The Influence of Diet on Alzheimer’s and Parkinson’s: Exploring the Gut-Brain Connection

by Ella

The intricate relationship between diet, gut microbiota, and neurodegenerative diseases like Alzheimer’s and Parkinson’s is gaining significant attention in scientific studies. Understanding how the gut influences the central nervous system sheds light on potential avenues for mitigating the progression of these debilitating conditions.

Gut Microbiota’s Impact on the Central Nervous System:

The human gut harbors a multitude of bacteria crucial for physiological functions and immunity. Bacterial populations vary from the stomach to the colon, with common bacteria including Firmicutes, Bacteroidetes, Proteobacteria, and Actinobacteria. Heterogeneity in gut microbial composition arises from factors such as diet, drugs, hormones, physical activity, antibiotics, age, and exposure to toxic substances.


Maintaining a healthy gut microbiome is vital for homeostasis, supporting gut-barrier integrity, and metabolizing nutrients. Short-chain fatty acids (SCFAs) produced by these microbes contribute to reducing systemic inflammation. Dysbiosis in gut microbial composition is linked to various health issues, including obesity, diabetes, hypertension, colon cancer, non-alcoholic steatohepatitis, and Crohn’s disease.


Gut-Brain Axis Mechanisms:

The bidirectional interaction between intestinal microbiota and the central nervous system occurs through the gut-brain axis. Gut microbiota members can produce neurotransmitters influencing the gut-brain axis, along with modulating the immune system, affecting tryptophan metabolism, altering microbiota composition, and synthesizing specific metabolites.


The enteric nervous system (ENS) plays a role in modulating gastrointestinal functions through mechanisms linked to sympathetic and parasympathetic signaling. Enteroendocrine cells, activated by signals from gut microbiota, synthesize circulatory hormones that impact central nervous system (CNS) cells by crossing the blood-brain barrier.


Gut Microbiota’s Role in Neurodegenerative Diseases:

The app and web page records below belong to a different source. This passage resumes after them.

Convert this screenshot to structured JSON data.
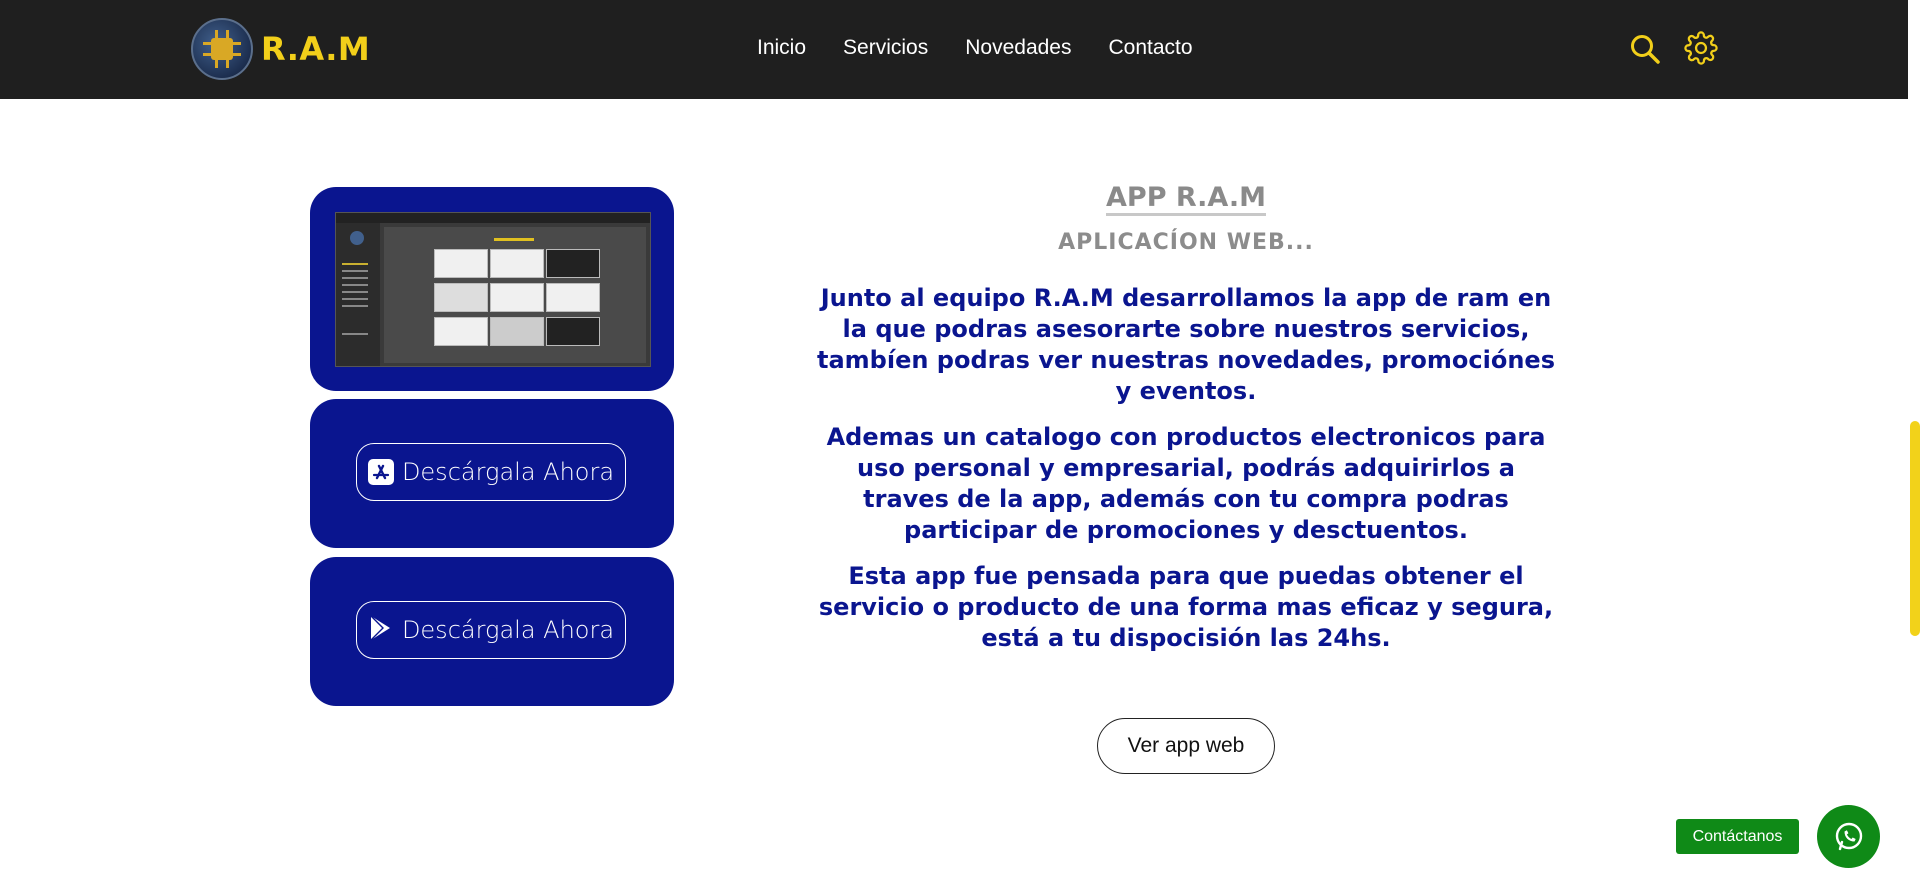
{
  "brand": {
    "name": "R.A.M",
    "accent": "#f2cf1a",
    "primary": "#0a158f",
    "header_bg": "#1f1f1f"
  },
  "nav": {
    "items": [
      {
        "label": "Inicio"
      },
      {
        "label": "Servicios"
      },
      {
        "label": "Novedades"
      },
      {
        "label": "Contacto"
      }
    ]
  },
  "header_icons": {
    "search": "search-icon",
    "settings": "gear-icon"
  },
  "left": {
    "preview_alt": "app-screenshot-preview",
    "preview_title": "NOVEDADES",
    "download_appstore": {
      "label": "Descárgala Ahora",
      "icon": "app-store-icon"
    },
    "download_playstore": {
      "label": "Descárgala Ahora",
      "icon": "google-play-icon"
    }
  },
  "main": {
    "title": "APP R.A.M",
    "subtitle": "APLICACÍON WEB...",
    "paragraphs": [
      "Junto al equipo R.A.M desarrollamos la app de ram en la que podras asesorarte sobre nuestros servicios, tambíen podras ver nuestras novedades, promociónes y eventos.",
      "Ademas un catalogo con productos electronicos para uso personal y empresarial, podrás adquirirlos a traves de la app, además con tu compra podras participar de promociones y desctuentos.",
      "Esta app fue pensada para que puedas obtener el servicio o producto de una forma mas eficaz y segura, está a tu dispocisión las 24hs."
    ],
    "cta_label": "Ver app web"
  },
  "contact": {
    "label": "Contáctanos",
    "icon": "whatsapp-icon",
    "color": "#0f8a17"
  }
}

Several studies have explored the impact of gut microbes on neurodegenerative diseases like Alzheimer’s and Parkinson’s. Gut bacteria synthesize metabolites associated with immune and metabolic changes, influencing disease progression. Heterogeneity in gut microbial composition was observed in fecal samples from Parkinson’s patients, showcasing specific bacterial abundance variations.

Metabolites such as trimethylamine N-oxide (TMAO), amyloid curli, short-chain fatty acids (SCFAs), secondary bile acids (BAs), and lipopolysaccharides (LPS) have been associated with immune and metabolic changes driving neurodegenerative diseases.

Dietary Intervention and Neurodegenerative Diseases:

Tailored diets, such as the ketogenic diet (KD), the Mediterranean-DASH Intervention for Neurodegenerative Delay (MIND) diet, and the Dietary Approaches to Stop Hypertension (DASH) diet, show promise in positively impacting the course of neurodegenerative diseases.

The KD, with its increased fat consumption and reduced carbohydrate intake, has demonstrated anti-inflammatory effects and positive cognitive functions. The Mediterranean diet, rich in vitamins, omega-3 fatty acids, polyphenols, and carotenoids, is associated with anti-inflammatory effects that prevent cognitive disorders and dementia.

While dietary interventions can positively affect the course of Alzheimer’s and Parkinson’s diseases, it’s crucial to consider potential disadvantages, such as reduced bacterial species diversity associated with the KD. Combining dietary intervention with a proper gut microbial composition and diversity holds potential for enhancing the overall well-being of individuals facing these neurodegenerative challenges.



Wellfoodrecipes is a professional gourmet portal, the main columns include gourmet recipes, healthy diet, desserts, festival recipes, meat and seafood recipes, etc.

【Contact us: [email protected]

Copyright © 2023